Yes, torture is a tool of refined societies like ours, especially when we seek to impose order on those we label barbarians. (Bartolomeo Manfredi, Apollo and Marsyas, circa 1610)

Torture and Eucharist?

It's been noted (initially by the author of a book on the theology of the body--extended) that yesterday's post on the already infamous torture report ought to have mentioned William T. Cavanaugh's Torture and Eucharist.

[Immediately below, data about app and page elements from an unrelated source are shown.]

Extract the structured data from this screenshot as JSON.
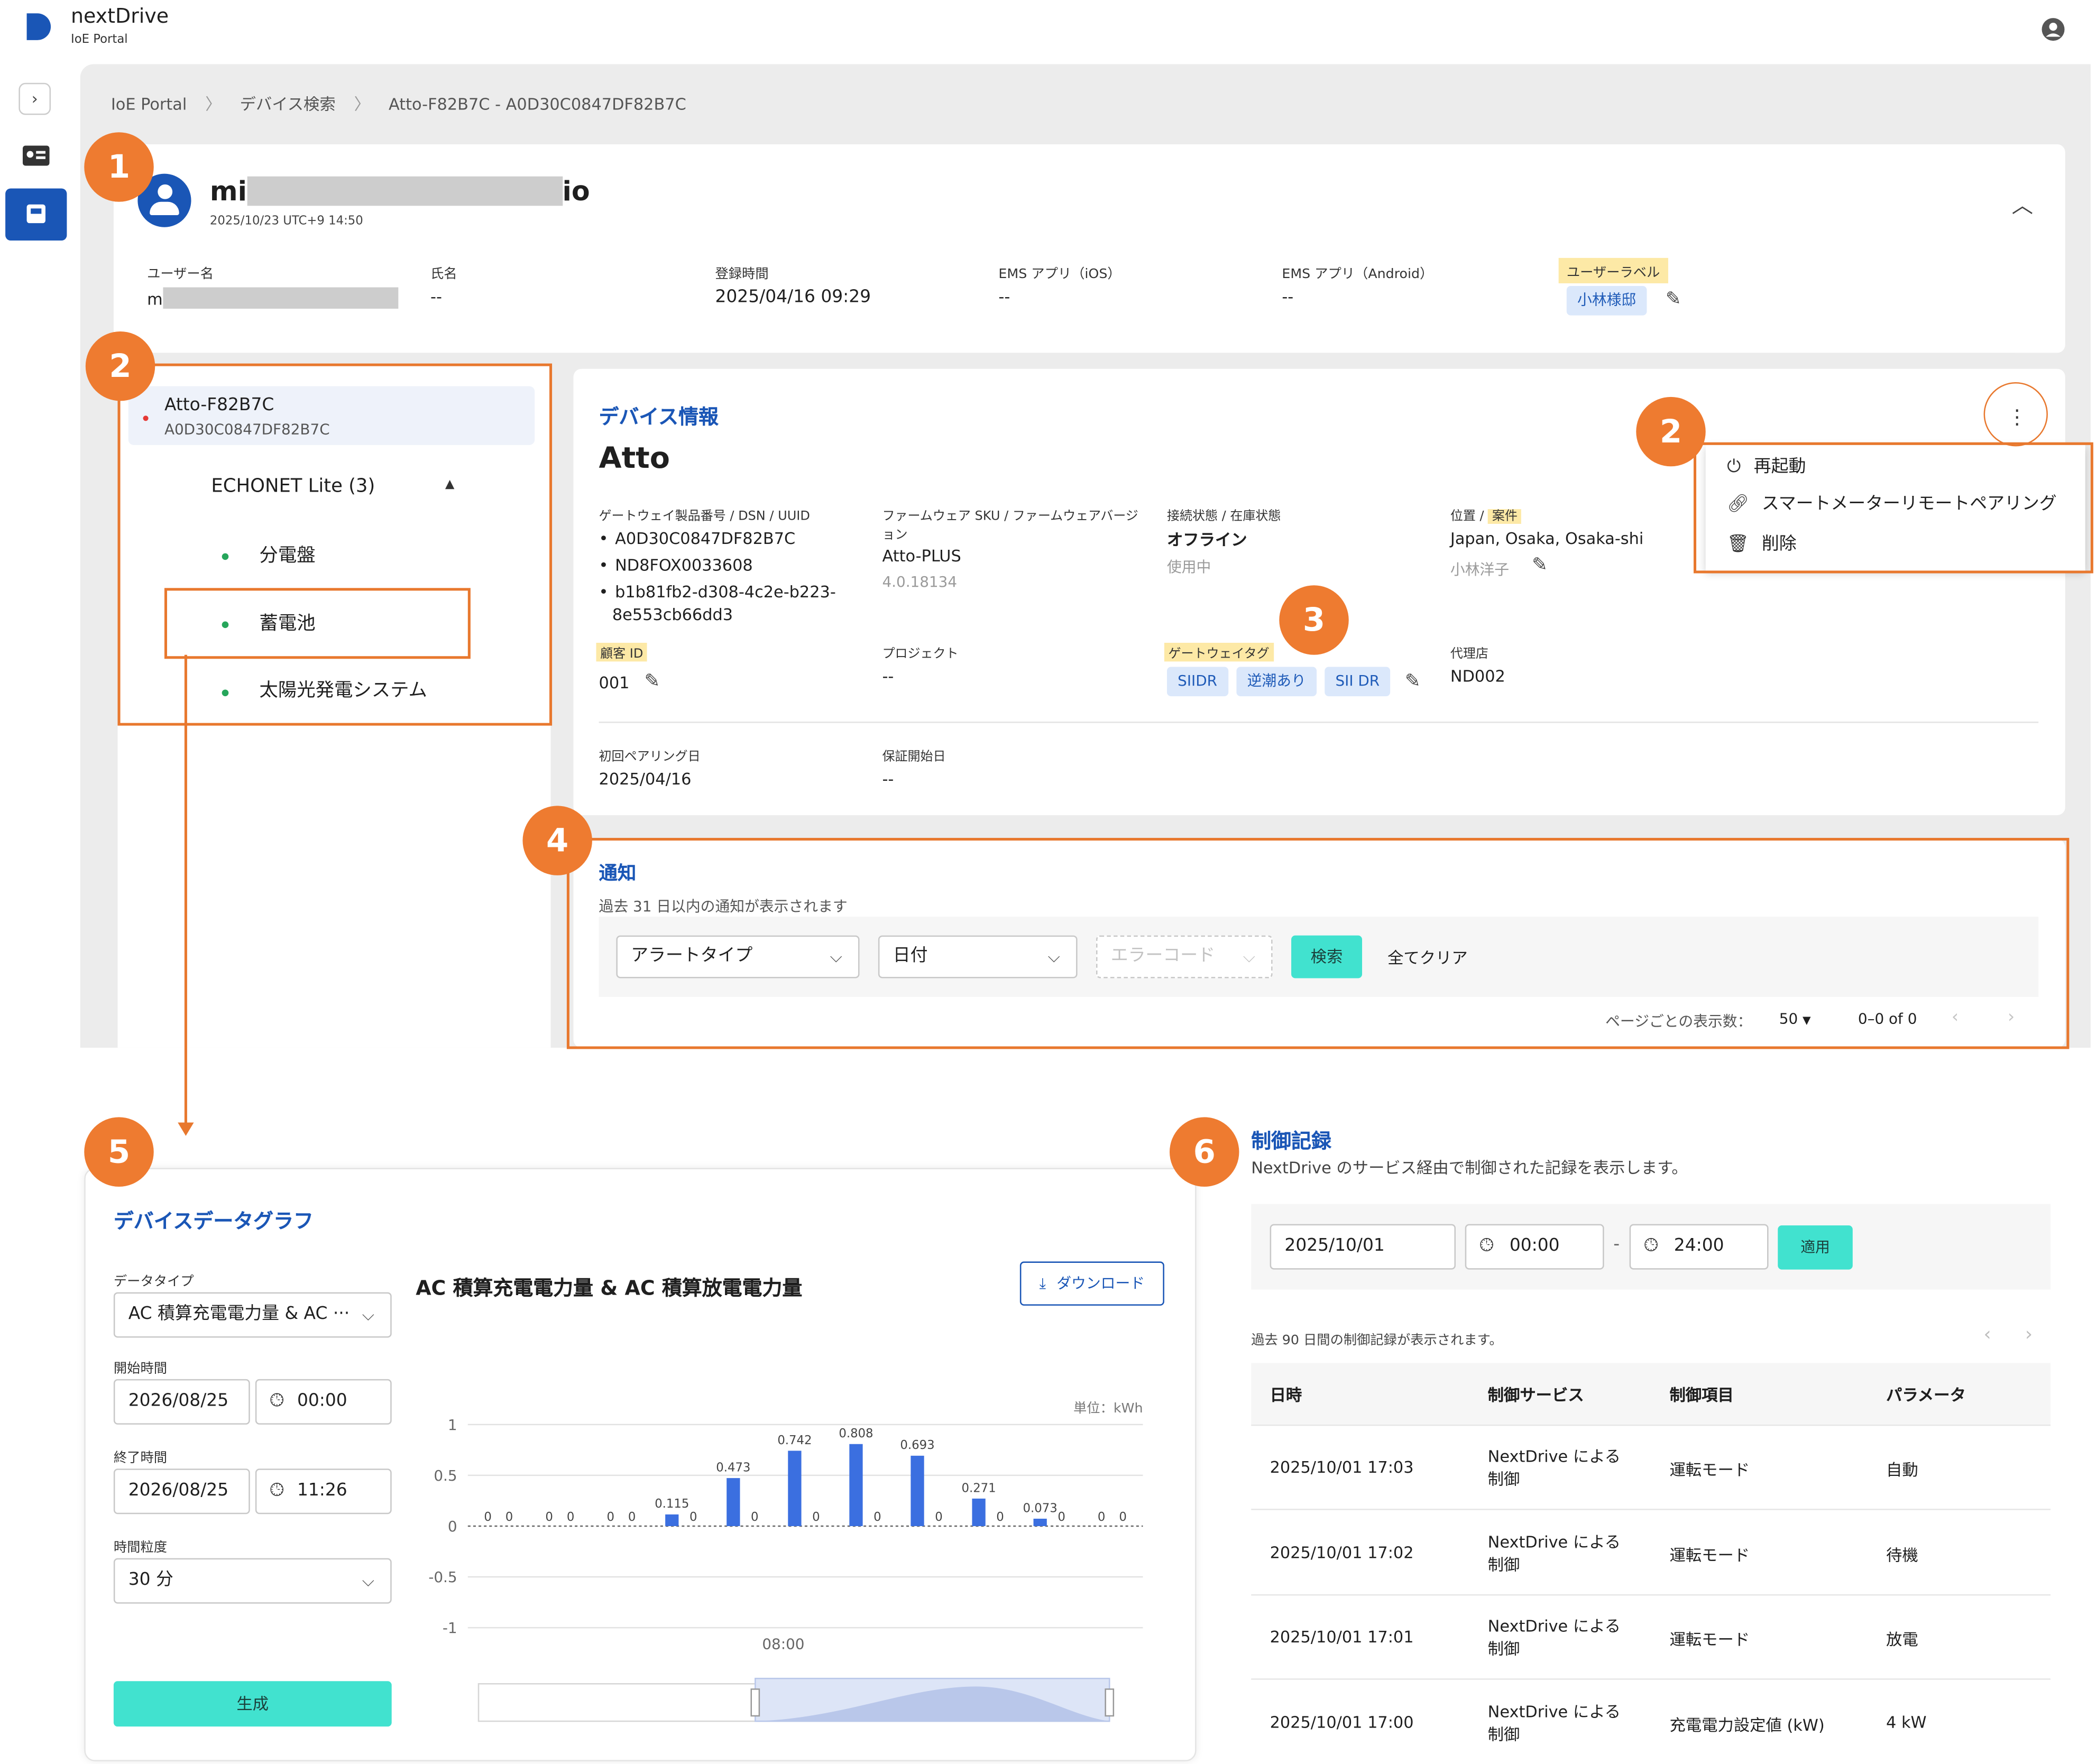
{
  "app": {
    "brand": "nextDrive",
    "subtitle": "IoE Portal"
  },
  "breadcrumb": [
    "IoE Portal",
    "デバイス検索",
    "Atto-F82B7C - A0D30C0847DF82B7C"
  ],
  "user": {
    "name_start": "mi",
    "name_end": "io",
    "timestamp": "2025/10/23 UTC+9 14:50",
    "fields": {
      "username_label": "ユーザー名",
      "username_value": "m",
      "fullname_label": "氏名",
      "fullname_value": "--",
      "registered_label": "登録時間",
      "registered_value": "2025/04/16 09:29",
      "ems_ios_label": "EMS アプリ（iOS）",
      "ems_ios_value": "--",
      "ems_android_label": "EMS アプリ（Android）",
      "ems_android_value": "--",
      "user_label_label": "ユーザーラベル",
      "user_label_chip": "小林様邸"
    }
  },
  "device_tree": {
    "device_name": "Atto-F82B7C",
    "device_id": "A0D30C0847DF82B7C",
    "group": "ECHONET Lite (3)",
    "children": [
      "分電盤",
      "蓄電池",
      "太陽光発電システム"
    ]
  },
  "device_info": {
    "section_title": "デバイス情報",
    "name": "Atto",
    "gw_label": "ゲートウェイ製品番号 / DSN / UUID",
    "gw_values": [
      "A0D30C0847DF82B7C",
      "ND8FOX0033608",
      "b1b81fb2-d308-4c2e-b223-",
      "8e553cb66dd3"
    ],
    "fw_label_1": "ファームウェア SKU / ファームウェアバージ",
    "fw_label_2": "ョン",
    "fw_sku": "Atto-PLUS",
    "fw_version": "4.0.18134",
    "conn_label": "接続状態 / 在庫状態",
    "conn_value": "オフライン",
    "stock_value": "使用中",
    "loc_label_a": "位置 / ",
    "loc_label_b": "案件",
    "loc_value": "Japan, Osaka, Osaka-shi",
    "case_value": "小林洋子",
    "customer_id_label": "顧客 ID",
    "customer_id_value": "001",
    "project_label": "プロジェクト",
    "project_value": "--",
    "gw_tag_label": "ゲートウェイタグ",
    "gw_tags": [
      "SIIDR",
      "逆潮あり",
      "SII DR"
    ],
    "agency_label": "代理店",
    "agency_value": "ND002",
    "pairing_label": "初回ペアリング日",
    "pairing_value": "2025/04/16",
    "warranty_label": "保証開始日",
    "warranty_value": "--"
  },
  "menu": {
    "items": [
      "再起動",
      "スマートメーターリモートペアリング",
      "削除"
    ]
  },
  "notifications": {
    "title": "通知",
    "subtitle": "過去 31 日以内の通知が表示されます",
    "alert_type": "アラートタイプ",
    "date": "日付",
    "error_code": "エラーコード",
    "search": "検索",
    "clear_all": "全てクリア",
    "per_page_label": "ページごとの表示数：",
    "per_page": "50",
    "range": "0–0 of 0"
  },
  "graph": {
    "title": "デバイスデータグラフ",
    "data_type_label": "データタイプ",
    "data_type_value": "AC 積算充電電力量 & AC ···",
    "start_label": "開始時間",
    "start_date": "2026/08/25",
    "start_time": "00:00",
    "end_label": "終了時間",
    "end_date": "2026/08/25",
    "end_time": "11:26",
    "granularity_label": "時間粒度",
    "granularity_value": "30 分",
    "generate": "生成",
    "chart_title": "AC 積算充電電力量 & AC 積算放電電力量",
    "download": "ダウンロード",
    "unit": "単位：kWh",
    "x_label": "08:00"
  },
  "chart_data": {
    "type": "bar",
    "title": "AC 積算充電電力量 & AC 積算放電電力量",
    "ylabel": "単位：kWh",
    "ylim": [
      -1,
      1
    ],
    "yticks": [
      "1",
      "0.5",
      "0",
      "-0.5",
      "-1"
    ],
    "x_ticks": [
      "08:00"
    ],
    "grid": true,
    "series": [
      {
        "values": [
          0,
          0,
          0,
          0.115,
          0.473,
          0.742,
          0.808,
          0.693,
          0.271,
          0.073,
          0
        ]
      },
      {
        "values": [
          0,
          0,
          0,
          0,
          0,
          0,
          0,
          0,
          0,
          0,
          0
        ]
      }
    ],
    "color": "#3b6fe0"
  },
  "control_log": {
    "title": "制御記録",
    "subtitle": "NextDrive のサービス経由で制御された記録を表示します。",
    "date": "2025/10/01",
    "from": "00:00",
    "dash": "-",
    "to": "24:00",
    "apply": "適用",
    "range_note": "過去 90 日間の制御記録が表示されます。",
    "headers": [
      "日時",
      "制御サービス",
      "制御項目",
      "パラメータ"
    ],
    "rows": [
      {
        "time": "2025/10/01 17:03",
        "service_1": "NextDrive による",
        "service_2": "制御",
        "item": "運転モード",
        "param": "自動"
      },
      {
        "time": "2025/10/01 17:02",
        "service_1": "NextDrive による",
        "service_2": "制御",
        "item": "運転モード",
        "param": "待機"
      },
      {
        "time": "2025/10/01 17:01",
        "service_1": "NextDrive による",
        "service_2": "制御",
        "item": "運転モード",
        "param": "放電"
      },
      {
        "time": "2025/10/01 17:00",
        "service_1": "NextDrive による",
        "service_2": "制御",
        "item": "充電電力設定値 (kW)",
        "param": "4 kW"
      }
    ]
  },
  "badges": [
    "1",
    "2",
    "2",
    "3",
    "4",
    "5",
    "6"
  ],
  "icons": [
    "logo-icon",
    "account-icon",
    "chevron-right-icon",
    "id-card-icon",
    "device-icon",
    "user-avatar-icon",
    "chevron-up-icon",
    "more-vert-icon",
    "power-icon",
    "link-icon",
    "trash-icon",
    "pencil-icon",
    "download-icon",
    "clock-icon"
  ]
}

His book develops a theology of the Eucharist by surprisingly contrasting it with torture as practiced by totalitarian regimes in Latin America: Where torture is an anti-liturgy for the realization of the state’s power on the bodies of others, the Eucharist is the realization o … [Read More...]


The Torture Report and the Antichrist

One story stood out from the morning TV buzz today: the United States is preparing for attacks. The reason behind it? The government believes that its torture programs were (are?) so nefarious that they call for retribution (read about the report's most gruesome moments here). Some strange dialectic has turned the state's efforts to make us safe after 9/11 into a danger-producing machine. Not even killing Saddam had the intended effects!Strangely enough, Stratford Caldecott's All Things … [Read More...]

Oh my!

God, Interviewed!

I've had some fun doing interviews for Cosmos and at Ethika Politika. Below is something no interviewer should go through.I ran across this video on the wall of a friend who is the author of a highly praised book on the divine names (can't help plugging him). He knows a thing or two about this stuff and, according to him, this clip is mostly theologically accurate.Enjoy this as I begin contemplating packing ahead of our big move. If you're in the Seattle area get a hold of me. I have … [Read More...]


Guest Post: An Ignatian Meditation on why Artur Rosman was Defamed

This is a guest post by Dr. Justin Tse of the University of Washington.==================================================On October 24, 2014, a politically conservative blogger, Stephen Herreid, performed an Internet hit job on my friend and colleague, Dr. Artur Rosman. He might as well have tried to character assassinate Rabelais himself. While taken to task by both Patheos Catholic's Sam Rocha, the Mitralleuse's J. Arthur Bloom (as quoted in Herreid's response), and Rosman himself, … [Read More...]